On the choice of the driving temperature for eddy-covariance carbon dioxide flux partitioning
1Max Planck Institute for Biogeochemistry, Biogeochemical Model-Data Integration Group, Jena, Germany
2European Commission, Joint Research Centre, Institute for Environment and Sustainability, Climate Risk Management Unit, Ispra, Italy
3Department of Civil, Environmental & Geodetic Engineering, The Ohio State University, OH, USA
4Institute of Ecology, University of Innsbruck, Innsbruck, Austria
5Centre for Ecosystems and Environmental Sustainability, Department of Chemical and Biochemical, Technical University of Denmark (DTU), Denmark
6Wageningen UR, Alterra, Wageningen, The Netherlands
7Department of Forest Sciences, University of Helsinki, Finland
8Department for Innovation in Biological, Agro-food and Forest systems (DIBAF), Univ. of Tuscia, Viterbo, Italy
*now at: Max Planck Institute for Meteorology, Bundesstr. 53, 20146 Hamburg, Germany

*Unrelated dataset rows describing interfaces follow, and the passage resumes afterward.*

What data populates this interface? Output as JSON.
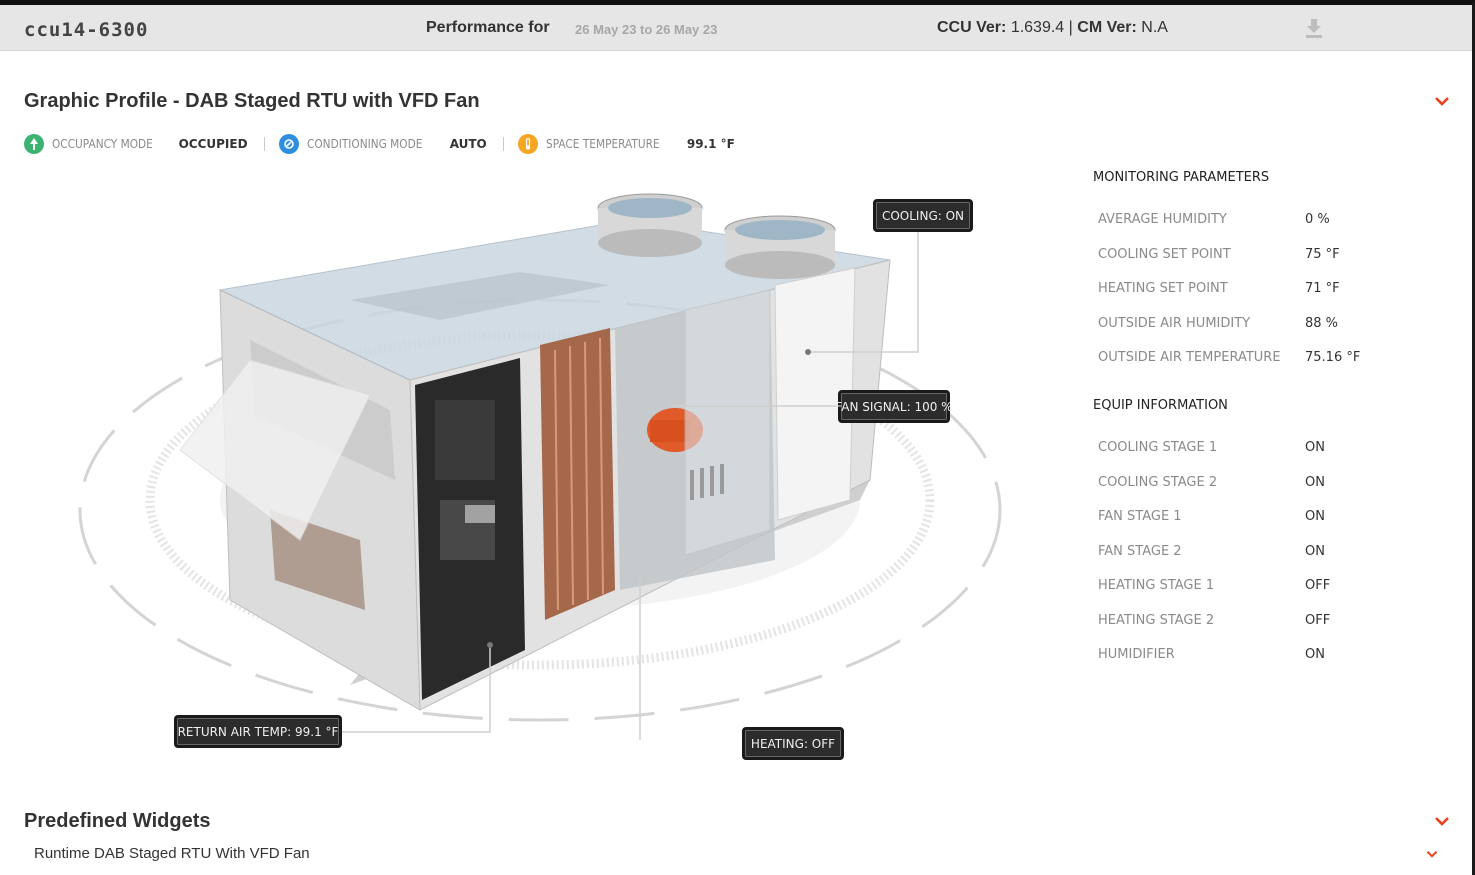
{
  "header": {
    "site_name": "ccu14-6300",
    "performance_label": "Performance for",
    "date_range": "26 May 23 to 26 May 23",
    "ccu_label": "CCU Ver:",
    "ccu_version": "1.639.4",
    "separator": "|",
    "cm_label": "CM Ver:",
    "cm_version": "N.A",
    "download_icon": "download-icon"
  },
  "graphic_profile": {
    "title": "Graphic Profile - DAB Staged RTU with VFD Fan",
    "status": [
      {
        "icon": "occupancy-icon",
        "color": "#3cb371",
        "label": "OCCUPANCY MODE",
        "value": "OCCUPIED"
      },
      {
        "icon": "conditioning-icon",
        "color": "#2f8fde",
        "label": "CONDITIONING MODE",
        "value": "AUTO"
      },
      {
        "icon": "temperature-icon",
        "color": "#f5a623",
        "label": "SPACE TEMPERATURE",
        "value": "99.1 °F"
      }
    ],
    "callouts": {
      "cooling": "COOLING: ON",
      "fan_signal": "FAN SIGNAL: 100 %",
      "return_air": "RETURN AIR TEMP: 99.1 °F",
      "heating": "HEATING: OFF"
    }
  },
  "monitoring": {
    "title": "MONITORING PARAMETERS",
    "rows": [
      {
        "label": "AVERAGE HUMIDITY",
        "value": "0 %"
      },
      {
        "label": "COOLING SET POINT",
        "value": "75 °F"
      },
      {
        "label": "HEATING SET POINT",
        "value": "71 °F"
      },
      {
        "label": "OUTSIDE AIR HUMIDITY",
        "value": "88 %"
      },
      {
        "label": "OUTSIDE AIR TEMPERATURE",
        "value": "75.16 °F"
      }
    ]
  },
  "equip": {
    "title": "EQUIP INFORMATION",
    "rows": [
      {
        "label": "COOLING STAGE 1",
        "value": "ON"
      },
      {
        "label": "COOLING STAGE 2",
        "value": "ON"
      },
      {
        "label": "FAN STAGE 1",
        "value": "ON"
      },
      {
        "label": "FAN STAGE 2",
        "value": "ON"
      },
      {
        "label": "HEATING STAGE 1",
        "value": "OFF"
      },
      {
        "label": "HEATING STAGE 2",
        "value": "OFF"
      },
      {
        "label": "HUMIDIFIER",
        "value": "ON"
      }
    ]
  },
  "predefined": {
    "title": "Predefined Widgets",
    "widget_label": "Runtime DAB Staged RTU With VFD Fan"
  },
  "colors": {
    "accent": "#e8431e",
    "header_bg": "#e6e6e6",
    "callout_bg": "#2c2c2c"
  }
}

Abstract. Networks that merge and harmonise eddy-covariance measurements from many different parts of the world have become an important observational resource for ecosystem science. Empirical algorithms have been developed which combine direct observations of the net ecosystem exchange of carbon dioxide with simple empirical models to disentangle photosynthetic (GPP) and respiratory fluxes (Reco). The increasing use of these estimates for the analysis of climate sensitivities, model evaluation, and calibration demands a thorough understanding of assumptions in the analysis process and the resulting uncertainties of the partitioned fluxes. The semi-empirical models used in flux partitioning algorithms require temperature observations as input, but as respiration takes place in many parts of an ecosystem, it is unclear which temperature input – air, surface, bole, or soil at a specific depth – should be used. This choice is a source of uncertainty and potential biases.
In this study we analysed the correlation between different temperature observations and nighttime NEE (which equals nighttime respiration) across FLUXNET sites to understand the potential of the different temperature observations as input for the flux partitioning model. We found that the differences in the correlation between different temperature data streams and nighttime NEE are small and depend on the selection of sites. We investigated the effects of the choice of the temperature data by running two flux partitioning algorithms with air and soil temperature. We found the time lag (phase shift) between air and soil temperatures explains the differences in the GPP and Reco estimates when using either air or soil temperatures for flux partitioning. The impact of the source of temperature data on other derived ecosystem parameters was estimated, and the strongest impact was found for the temperature sensitivity. Overall, this study suggests that the choice between soil or air temperature must be made on site-by-site basis by analysing the correlation between temperature and nighttime NEE. We recommend using an ensemble of estimates based on different temperature observations to account for the uncertainty due to the choice of temperature and to assure the robustness of the temporal patterns of the derived variables.